Roy Scheider is dependable in a largely thankless role designed to provide exposition into the workings of George Bynum’s mind. He has wonderful chemistry with Streep (who wouldn’t?) as well as Jessica Tandy, in a quick bit as his psychiatrist mother (that must’ve been a happy house!). Somewhat unfairly typecast as authority figures after Jaws, Scheider, sometimes successfully, shook those roles, appearing in William Friedkin’s Sorceror and Bob Fosse’s All That Jazz.

Still of the Night is a movie I watch and then I snap my fingers wishing I had thought of it. Robert Benton started in the industry as a writer (with frequent partner David Newman). He authored Bonnie and Clyde, What’s Up, Doc?, and polished the script for the 1978 Superman. He directed Kramer vs. Kramer, and one of my favorite movies of all time, Places In The Heart (which contains the single most staggeringly brilliant final scene of any movie I have ever watched). In 1994, he would direct Nobody’s Fool starring Paul Newman.

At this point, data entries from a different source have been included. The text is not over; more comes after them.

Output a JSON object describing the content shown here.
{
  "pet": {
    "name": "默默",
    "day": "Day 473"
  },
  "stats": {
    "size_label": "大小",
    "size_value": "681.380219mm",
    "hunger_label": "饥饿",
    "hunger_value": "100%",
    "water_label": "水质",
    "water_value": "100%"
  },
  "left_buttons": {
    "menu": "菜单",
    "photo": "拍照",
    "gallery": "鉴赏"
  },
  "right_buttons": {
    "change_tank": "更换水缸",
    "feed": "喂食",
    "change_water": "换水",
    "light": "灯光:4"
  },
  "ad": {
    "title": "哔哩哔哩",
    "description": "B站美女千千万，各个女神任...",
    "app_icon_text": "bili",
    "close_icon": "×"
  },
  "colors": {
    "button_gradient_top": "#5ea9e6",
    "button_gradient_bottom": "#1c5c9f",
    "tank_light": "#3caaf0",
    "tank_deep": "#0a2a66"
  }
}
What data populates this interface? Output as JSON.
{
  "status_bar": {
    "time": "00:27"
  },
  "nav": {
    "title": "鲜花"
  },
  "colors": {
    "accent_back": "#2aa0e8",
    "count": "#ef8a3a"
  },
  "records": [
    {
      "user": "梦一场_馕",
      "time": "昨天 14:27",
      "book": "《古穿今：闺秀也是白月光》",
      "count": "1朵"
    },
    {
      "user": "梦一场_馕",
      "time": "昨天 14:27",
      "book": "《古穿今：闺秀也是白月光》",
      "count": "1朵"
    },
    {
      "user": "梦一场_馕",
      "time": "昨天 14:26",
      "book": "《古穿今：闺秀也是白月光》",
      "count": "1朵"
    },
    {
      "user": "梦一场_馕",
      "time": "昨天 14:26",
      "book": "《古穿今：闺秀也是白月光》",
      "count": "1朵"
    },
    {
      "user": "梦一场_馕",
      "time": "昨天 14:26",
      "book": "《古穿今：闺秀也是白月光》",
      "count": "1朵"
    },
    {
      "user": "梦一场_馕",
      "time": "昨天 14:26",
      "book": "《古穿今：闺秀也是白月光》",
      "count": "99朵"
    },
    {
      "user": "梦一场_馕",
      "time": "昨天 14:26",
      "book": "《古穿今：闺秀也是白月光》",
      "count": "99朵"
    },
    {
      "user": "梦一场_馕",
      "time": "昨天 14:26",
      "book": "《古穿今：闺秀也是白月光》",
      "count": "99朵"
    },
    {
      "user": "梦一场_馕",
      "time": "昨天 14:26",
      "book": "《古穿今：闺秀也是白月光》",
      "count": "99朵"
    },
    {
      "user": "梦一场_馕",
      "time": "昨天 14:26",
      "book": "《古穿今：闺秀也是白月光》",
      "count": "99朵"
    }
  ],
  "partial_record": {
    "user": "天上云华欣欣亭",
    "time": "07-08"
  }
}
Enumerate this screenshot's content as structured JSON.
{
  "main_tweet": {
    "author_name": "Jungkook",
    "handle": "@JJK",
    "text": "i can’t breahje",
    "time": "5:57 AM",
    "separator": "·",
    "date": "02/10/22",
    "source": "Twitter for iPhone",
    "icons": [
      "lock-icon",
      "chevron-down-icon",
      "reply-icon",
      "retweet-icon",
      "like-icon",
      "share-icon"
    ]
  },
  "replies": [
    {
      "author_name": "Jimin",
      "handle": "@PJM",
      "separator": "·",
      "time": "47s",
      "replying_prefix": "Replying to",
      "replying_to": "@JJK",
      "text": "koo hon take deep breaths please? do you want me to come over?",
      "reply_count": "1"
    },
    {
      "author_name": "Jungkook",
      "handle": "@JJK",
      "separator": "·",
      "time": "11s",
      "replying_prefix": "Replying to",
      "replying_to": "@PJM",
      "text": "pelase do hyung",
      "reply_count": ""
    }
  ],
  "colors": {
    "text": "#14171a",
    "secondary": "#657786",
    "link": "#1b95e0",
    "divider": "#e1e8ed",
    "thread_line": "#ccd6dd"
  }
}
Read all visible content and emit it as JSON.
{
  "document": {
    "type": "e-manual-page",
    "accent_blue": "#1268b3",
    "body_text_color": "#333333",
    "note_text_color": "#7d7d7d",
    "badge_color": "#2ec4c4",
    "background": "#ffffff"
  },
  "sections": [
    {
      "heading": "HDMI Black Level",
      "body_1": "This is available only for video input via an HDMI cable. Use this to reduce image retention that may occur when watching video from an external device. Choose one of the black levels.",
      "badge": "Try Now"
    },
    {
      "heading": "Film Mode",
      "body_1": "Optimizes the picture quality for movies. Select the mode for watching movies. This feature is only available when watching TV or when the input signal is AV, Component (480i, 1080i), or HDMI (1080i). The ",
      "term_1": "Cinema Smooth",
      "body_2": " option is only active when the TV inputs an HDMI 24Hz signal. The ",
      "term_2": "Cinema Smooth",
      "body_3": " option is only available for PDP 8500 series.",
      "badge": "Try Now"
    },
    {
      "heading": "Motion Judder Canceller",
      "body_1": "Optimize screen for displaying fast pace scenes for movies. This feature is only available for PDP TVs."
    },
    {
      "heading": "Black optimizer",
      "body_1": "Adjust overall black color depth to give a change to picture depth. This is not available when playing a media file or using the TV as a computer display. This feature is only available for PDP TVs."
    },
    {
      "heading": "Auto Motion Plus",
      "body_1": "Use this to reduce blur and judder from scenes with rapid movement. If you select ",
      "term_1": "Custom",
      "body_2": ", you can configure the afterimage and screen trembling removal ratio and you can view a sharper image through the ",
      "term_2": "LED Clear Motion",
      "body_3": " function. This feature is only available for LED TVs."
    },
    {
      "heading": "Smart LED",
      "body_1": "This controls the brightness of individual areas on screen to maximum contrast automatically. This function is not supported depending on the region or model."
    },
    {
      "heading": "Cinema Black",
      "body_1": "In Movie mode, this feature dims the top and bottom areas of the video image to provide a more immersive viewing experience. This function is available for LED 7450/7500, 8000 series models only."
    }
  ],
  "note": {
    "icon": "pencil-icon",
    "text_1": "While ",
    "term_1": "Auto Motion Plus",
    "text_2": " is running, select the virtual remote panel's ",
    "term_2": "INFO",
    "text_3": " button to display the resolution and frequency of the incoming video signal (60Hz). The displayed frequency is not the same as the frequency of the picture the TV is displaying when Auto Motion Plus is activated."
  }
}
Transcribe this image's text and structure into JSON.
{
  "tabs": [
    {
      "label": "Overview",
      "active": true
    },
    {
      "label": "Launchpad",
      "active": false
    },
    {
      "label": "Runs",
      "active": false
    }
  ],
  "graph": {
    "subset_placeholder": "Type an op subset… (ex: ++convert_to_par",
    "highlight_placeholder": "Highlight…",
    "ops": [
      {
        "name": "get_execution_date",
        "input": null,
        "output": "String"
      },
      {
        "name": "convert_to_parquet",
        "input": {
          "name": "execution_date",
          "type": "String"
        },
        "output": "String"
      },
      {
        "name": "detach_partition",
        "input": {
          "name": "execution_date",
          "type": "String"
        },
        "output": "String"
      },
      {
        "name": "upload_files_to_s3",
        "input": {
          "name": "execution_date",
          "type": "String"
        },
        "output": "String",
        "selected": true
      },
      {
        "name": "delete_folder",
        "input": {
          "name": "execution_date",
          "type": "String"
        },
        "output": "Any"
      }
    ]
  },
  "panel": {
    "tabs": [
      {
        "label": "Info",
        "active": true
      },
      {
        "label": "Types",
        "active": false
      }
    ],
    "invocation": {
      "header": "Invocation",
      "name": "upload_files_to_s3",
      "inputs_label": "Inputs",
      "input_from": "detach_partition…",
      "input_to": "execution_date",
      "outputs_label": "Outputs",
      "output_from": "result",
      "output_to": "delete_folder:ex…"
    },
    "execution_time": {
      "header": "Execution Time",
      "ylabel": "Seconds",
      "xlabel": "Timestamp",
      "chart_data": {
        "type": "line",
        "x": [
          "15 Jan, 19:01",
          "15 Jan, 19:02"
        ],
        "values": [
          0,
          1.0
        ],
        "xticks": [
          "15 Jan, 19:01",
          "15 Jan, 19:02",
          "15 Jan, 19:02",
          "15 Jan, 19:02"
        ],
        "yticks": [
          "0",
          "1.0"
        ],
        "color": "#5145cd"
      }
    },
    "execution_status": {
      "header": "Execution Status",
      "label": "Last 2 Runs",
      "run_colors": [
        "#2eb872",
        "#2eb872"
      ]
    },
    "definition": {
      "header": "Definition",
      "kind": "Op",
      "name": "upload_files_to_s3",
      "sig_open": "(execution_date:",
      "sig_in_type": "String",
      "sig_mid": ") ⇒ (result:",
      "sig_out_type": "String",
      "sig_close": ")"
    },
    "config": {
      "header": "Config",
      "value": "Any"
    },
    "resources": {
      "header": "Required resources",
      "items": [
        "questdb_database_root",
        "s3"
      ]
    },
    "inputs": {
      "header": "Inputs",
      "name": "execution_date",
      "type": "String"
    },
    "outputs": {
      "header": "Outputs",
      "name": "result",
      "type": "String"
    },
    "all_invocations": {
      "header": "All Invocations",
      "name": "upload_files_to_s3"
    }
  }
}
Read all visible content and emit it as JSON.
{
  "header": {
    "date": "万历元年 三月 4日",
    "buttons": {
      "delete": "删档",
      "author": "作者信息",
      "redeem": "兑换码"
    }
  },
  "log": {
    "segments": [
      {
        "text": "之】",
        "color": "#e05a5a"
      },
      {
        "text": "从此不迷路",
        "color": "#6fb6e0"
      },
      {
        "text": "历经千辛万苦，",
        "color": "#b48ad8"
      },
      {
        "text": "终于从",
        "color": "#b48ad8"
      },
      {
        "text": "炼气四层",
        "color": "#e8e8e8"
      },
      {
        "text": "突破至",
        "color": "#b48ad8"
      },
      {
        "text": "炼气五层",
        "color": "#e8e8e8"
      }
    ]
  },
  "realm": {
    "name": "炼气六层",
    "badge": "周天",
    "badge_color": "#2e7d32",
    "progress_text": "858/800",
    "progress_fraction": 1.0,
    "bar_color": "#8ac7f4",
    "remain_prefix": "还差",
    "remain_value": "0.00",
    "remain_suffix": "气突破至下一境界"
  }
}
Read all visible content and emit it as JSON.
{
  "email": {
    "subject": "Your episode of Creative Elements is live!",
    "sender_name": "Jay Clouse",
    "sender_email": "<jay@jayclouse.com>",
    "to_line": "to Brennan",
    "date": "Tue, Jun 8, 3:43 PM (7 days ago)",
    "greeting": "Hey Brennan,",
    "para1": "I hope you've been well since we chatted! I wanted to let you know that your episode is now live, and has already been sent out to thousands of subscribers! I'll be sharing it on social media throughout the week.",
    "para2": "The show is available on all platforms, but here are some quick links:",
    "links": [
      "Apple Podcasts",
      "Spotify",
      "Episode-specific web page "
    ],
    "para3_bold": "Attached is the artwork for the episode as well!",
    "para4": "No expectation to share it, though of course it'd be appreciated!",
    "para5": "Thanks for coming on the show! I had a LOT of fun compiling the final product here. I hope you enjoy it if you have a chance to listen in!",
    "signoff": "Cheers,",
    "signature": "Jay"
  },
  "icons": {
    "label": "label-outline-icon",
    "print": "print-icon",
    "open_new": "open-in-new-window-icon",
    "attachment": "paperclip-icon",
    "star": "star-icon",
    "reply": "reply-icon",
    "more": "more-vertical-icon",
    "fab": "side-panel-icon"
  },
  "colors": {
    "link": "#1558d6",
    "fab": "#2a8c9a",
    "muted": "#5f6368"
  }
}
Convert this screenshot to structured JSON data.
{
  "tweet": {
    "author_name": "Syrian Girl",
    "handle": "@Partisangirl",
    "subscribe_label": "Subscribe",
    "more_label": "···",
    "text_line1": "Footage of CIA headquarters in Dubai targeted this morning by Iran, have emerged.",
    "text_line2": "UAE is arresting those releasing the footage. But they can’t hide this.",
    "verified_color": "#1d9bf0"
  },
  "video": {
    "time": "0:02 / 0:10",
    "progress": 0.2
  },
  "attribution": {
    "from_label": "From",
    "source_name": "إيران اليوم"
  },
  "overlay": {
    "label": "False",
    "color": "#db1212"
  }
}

Our first cable box was a non-descript metal contraption with a rotary dial and unlimited potential (with no brand name – weird). We flipped it on, and the first thing we noticed was that the reception was crystal-clear; no ghosting, no snow, no fuzzy images. We had the premium package: HBO, Cinemax, The Movie Channel, MTV, Nickelodeon, CNN, The Disney Channel, and the local network affiliates. About $25-$30 a month. Each week (and sometimes twice a week!), “Vintage Cable Box” explores the wonderful world of premium Cable TV of the early eighties.